Desmond Bishop didn't address his presumed role as the Minnesota Vikings' newest linebacker during this interview Tuesday with the NFL Network. He did, however, address one of the motivating factors for remaining in the NFC North after a six-year career with the Green Bay Packers.
"A lot of people call and text and say, 'Oh you want to get back at the Packers,'" Bishop said. "It's not about that. I think it's moreso trying to play against the best. If I can get a chance to play against Aaron Rodgers, I think that right there in itself is a motivation. You want to play against the best.
"Just like when I was playing for the Packers, the games I cherished best were the games against the Vikings. I got a chance to play against Adrian Peterson. … That's my mindset. I want to play against the best. It was an opportunity to play against Aaron Rodgers two times a year, so that was kind of unique and something I really liked. That's just the kind of person I am."
That answer sparked my interest. How did the Packers do against Peterson in Bishop's two seasons as a starting inside linebacker? And how much work does he face in making a dent in the Vikings' battle against Rodgers?
First, there has seemed to be a general assumption that Bishop's season-ending injury in 2012 was a primary factor in Peterson's two monster regular-season games against them. It's true that Peterson rushed for 409 yards in two games while Bishop was on injured reserve, but it's worth noting that Peterson had pretty decent success against them in 2010 and 2011 as well.
With Bishop in the lineup during those two seasons, Peterson averaged 5.4 yards per carry. The Packers won all four games, but Peterson managed 175 yards in one of them and 131 in another. In the other two, he gained a combined 123 yards on 28 carries.
Looked at one way, I guess you could say that Peterson had almost the same rushing total in two games against the Packers without Bishop as he did in four games when Bishop was in the lineup. The 4-0 record is also notable. But 429 yards in four games speaks for itself.

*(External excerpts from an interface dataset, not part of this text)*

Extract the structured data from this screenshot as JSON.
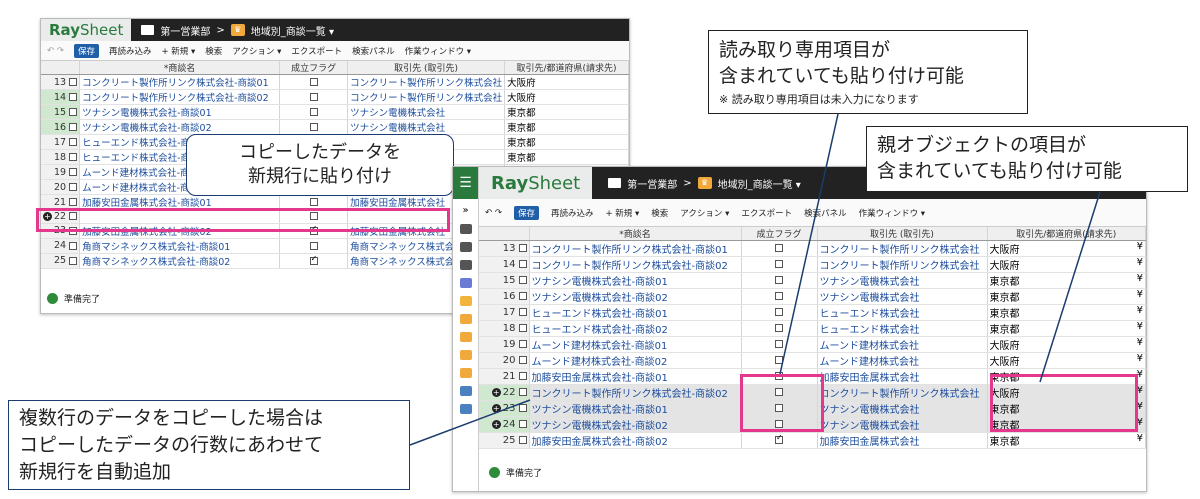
{
  "back_window": {
    "brand_ray": "Ray",
    "brand_sheet": "Sheet",
    "breadcrumb_folder": "第一営業部",
    "breadcrumb_sep": ">",
    "breadcrumb_view": "地域別_商談一覧 ▾",
    "toolbar": {
      "undo": "↶ ↷",
      "save": "保存",
      "reload": "再読み込み",
      "new": "+ 新規 ▾",
      "search": "検索",
      "action": "アクション ▾",
      "export": "エクスポート",
      "search_panel": "検索パネル",
      "work_window": "作業ウィンドウ ▾"
    },
    "columns": [
      "*商談名",
      "成立フラグ",
      "取引先 (取引先)",
      "取引先/都道府県(請求先)"
    ],
    "rows": [
      {
        "no": "13",
        "name": "コンクリート製作所リンク株式会社-商談01",
        "flag": false,
        "account": "コンクリート製作所リンク株式会社",
        "pref": "大阪府"
      },
      {
        "no": "14",
        "name": "コンクリート製作所リンク株式会社-商談02",
        "flag": false,
        "account": "コンクリート製作所リンク株式会社",
        "pref": "大阪府"
      },
      {
        "no": "15",
        "name": "ツナシン電機株式会社-商談01",
        "flag": false,
        "account": "ツナシン電機株式会社",
        "pref": "東京都"
      },
      {
        "no": "16",
        "name": "ツナシン電機株式会社-商談02",
        "flag": false,
        "account": "ツナシン電機株式会社",
        "pref": "東京都"
      },
      {
        "no": "17",
        "name": "ヒューエンド株式会社-商談01",
        "flag": false,
        "account": "",
        "pref": "東京都"
      },
      {
        "no": "18",
        "name": "ヒューエンド株式会社-商談02",
        "flag": false,
        "account": "",
        "pref": "東京都"
      },
      {
        "no": "19",
        "name": "ムーンド建材株式会社-商談01",
        "flag": false,
        "account": "",
        "pref": "大阪府"
      },
      {
        "no": "20",
        "name": "ムーンド建材株式会社-商談02",
        "flag": false,
        "account": "",
        "pref": "大阪府"
      },
      {
        "no": "21",
        "name": "加藤安田金属株式会社-商談01",
        "flag": false,
        "account": "加藤安田金属株式会社",
        "pref": ""
      },
      {
        "no": "22",
        "name": "",
        "flag": false,
        "account": "",
        "pref": ""
      },
      {
        "no": "23",
        "name": "加藤安田金属株式会社-商談02",
        "flag": true,
        "account": "加藤安田金属株式会社",
        "pref": "東京都"
      },
      {
        "no": "24",
        "name": "角商マシネックス株式会社-商談01",
        "flag": false,
        "account": "角商マシネックス株式会社",
        "pref": "東京都"
      },
      {
        "no": "25",
        "name": "角商マシネックス株式会社-商談02",
        "flag": true,
        "account": "角商マシネックス株式会社",
        "pref": "東京都"
      }
    ],
    "status": "準備完了"
  },
  "front_window": {
    "brand_ray": "Ray",
    "brand_sheet": "Sheet",
    "breadcrumb_folder": "第一営業部",
    "breadcrumb_sep": ">",
    "breadcrumb_view": "地域別_商談一覧 ▾",
    "collapse": "»",
    "toolbar": {
      "undo": "↶ ↷",
      "save": "保存",
      "reload": "再読み込み",
      "new": "+ 新規 ▾",
      "search": "検索",
      "action": "アクション ▾",
      "export": "エクスポート",
      "search_panel": "検索パネル",
      "work_window": "作業ウィンドウ ▾"
    },
    "columns": [
      "*商談名",
      "成立フラグ",
      "取引先 (取引先)",
      "取引先/都道府県(請求先)"
    ],
    "rows": [
      {
        "no": "13",
        "name": "コンクリート製作所リンク株式会社-商談01",
        "flag": false,
        "account": "コンクリート製作所リンク株式会社",
        "pref": "大阪府"
      },
      {
        "no": "14",
        "name": "コンクリート製作所リンク株式会社-商談02",
        "flag": false,
        "account": "コンクリート製作所リンク株式会社",
        "pref": "大阪府"
      },
      {
        "no": "15",
        "name": "ツナシン電機株式会社-商談01",
        "flag": false,
        "account": "ツナシン電機株式会社",
        "pref": "東京都"
      },
      {
        "no": "16",
        "name": "ツナシン電機株式会社-商談02",
        "flag": false,
        "account": "ツナシン電機株式会社",
        "pref": "東京都"
      },
      {
        "no": "17",
        "name": "ヒューエンド株式会社-商談01",
        "flag": false,
        "account": "ヒューエンド株式会社",
        "pref": "東京都"
      },
      {
        "no": "18",
        "name": "ヒューエンド株式会社-商談02",
        "flag": false,
        "account": "ヒューエンド株式会社",
        "pref": "東京都"
      },
      {
        "no": "19",
        "name": "ムーンド建材株式会社-商談01",
        "flag": false,
        "account": "ムーンド建材株式会社",
        "pref": "大阪府"
      },
      {
        "no": "20",
        "name": "ムーンド建材株式会社-商談02",
        "flag": false,
        "account": "ムーンド建材株式会社",
        "pref": "大阪府"
      },
      {
        "no": "21",
        "name": "加藤安田金属株式会社-商談01",
        "flag": false,
        "account": "加藤安田金属株式会社",
        "pref": "東京都"
      },
      {
        "no": "22",
        "name": "コンクリート製作所リンク株式会社-商談02",
        "flag": false,
        "account": "コンクリート製作所リンク株式会社",
        "pref": "大阪府",
        "new": true
      },
      {
        "no": "23",
        "name": "ツナシン電機株式会社-商談01",
        "flag": false,
        "account": "ツナシン電機株式会社",
        "pref": "東京都",
        "new": true
      },
      {
        "no": "24",
        "name": "ツナシン電機株式会社-商談02",
        "flag": false,
        "account": "ツナシン電機株式会社",
        "pref": "東京都",
        "new": true
      },
      {
        "no": "25",
        "name": "加藤安田金属株式会社-商談02",
        "flag": true,
        "account": "加藤安田金属株式会社",
        "pref": "東京都"
      }
    ],
    "currency": "¥",
    "status": "準備完了"
  },
  "callouts": {
    "copy_new_row": "コピーしたデータを\n新規行に貼り付け",
    "readonly_title": "読み取り専用項目が\n含まれていても貼り付け可能",
    "readonly_note": "※ 読み取り専用項目は未入力になります",
    "parent_title": "親オブジェクトの項目が\n含まれていても貼り付け可能",
    "multi_row": "複数行のデータをコピーした場合は\nコピーしたデータの行数にあわせて\n新規行を自動追加"
  },
  "colors": {
    "brand_green": "#2b7a3d",
    "highlight_pink": "#e4388c",
    "topbar": "#222222",
    "link": "#1c4d9c"
  }
}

Second, I'm guessing Bishop is well aware of Rodgers' sparkling statistics against the Vikings over the years. The chart provides details, but Rodgers has performed well above his career averages in completion percentage, yards per game and passer rating in 11 regular-season appearances against the Vikings. Bishop will have his work cut out for him, no matter what position he plays.